### WHAT NEEDS TO BE DONE
Please reproduce each line of the data below as it stands.

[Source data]
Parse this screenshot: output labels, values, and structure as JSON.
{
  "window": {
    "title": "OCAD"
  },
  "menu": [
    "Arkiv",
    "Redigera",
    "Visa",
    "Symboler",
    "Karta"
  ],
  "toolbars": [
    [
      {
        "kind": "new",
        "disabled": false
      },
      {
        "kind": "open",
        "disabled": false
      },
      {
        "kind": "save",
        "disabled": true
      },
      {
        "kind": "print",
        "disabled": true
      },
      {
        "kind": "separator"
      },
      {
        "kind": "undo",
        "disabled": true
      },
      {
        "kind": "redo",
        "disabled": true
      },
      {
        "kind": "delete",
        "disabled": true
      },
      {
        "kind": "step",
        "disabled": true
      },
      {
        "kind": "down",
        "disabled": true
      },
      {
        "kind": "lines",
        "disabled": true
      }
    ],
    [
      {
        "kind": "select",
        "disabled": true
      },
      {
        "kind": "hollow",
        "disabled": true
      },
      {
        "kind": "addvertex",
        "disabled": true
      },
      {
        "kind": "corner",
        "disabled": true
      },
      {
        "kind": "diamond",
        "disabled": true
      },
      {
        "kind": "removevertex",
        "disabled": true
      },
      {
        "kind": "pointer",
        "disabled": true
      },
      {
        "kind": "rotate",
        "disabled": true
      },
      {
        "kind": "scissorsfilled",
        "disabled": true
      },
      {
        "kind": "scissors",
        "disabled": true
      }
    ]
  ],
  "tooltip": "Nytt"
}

### SOLUTION
Parse this screenshot: output labels, values, and structure as JSON.
{
  "window": {
    "title": "OCAD"
  },
  "menu": [
    "Arkiv",
    "Redigera",
    "Visa",
    "Symboler",
    "Karta"
  ],
  "toolbars": [
    [
      {
        "kind": "new",
        "disabled": false
      },
      {
        "kind": "open",
        "disabled": false
      },
      {
        "kind": "save",
        "disabled": true
      },
      {
        "kind": "print",
        "disabled": true
      },
      {
        "kind": "separator"
      },
      {
        "kind": "undo",
        "disabled": true
      },
      {
        "kind": "redo",
        "disabled": true
      },
      {
        "kind": "delete",
        "disabled": true
      },
      {
        "kind": "step",
        "disabled": true
      },
      {
        "kind": "down",
        "disabled": true
      },
      {
        "kind": "lines",
        "disabled": true
      }
    ],
    [
      {
        "kind": "select",
        "disabled": true
      },
      {
        "kind": "hollow",
        "disabled": true
      },
      {
        "kind": "addvertex",
        "disabled": true
      },
      {
        "kind": "corner",
        "disabled": true
      },
      {
        "kind": "diamond",
        "disabled": true
      },
      {
        "kind": "removevertex",
        "disabled": true
      },
      {
        "kind": "pointer",
        "disabled": true
      },
      {
        "kind": "rotate",
        "disabled": true
      },
      {
        "kind": "scissorsfilled",
        "disabled": true
      },
      {
        "kind": "scissors",
        "disabled": true
      }
    ]
  ],
  "tooltip": "Nytt"
}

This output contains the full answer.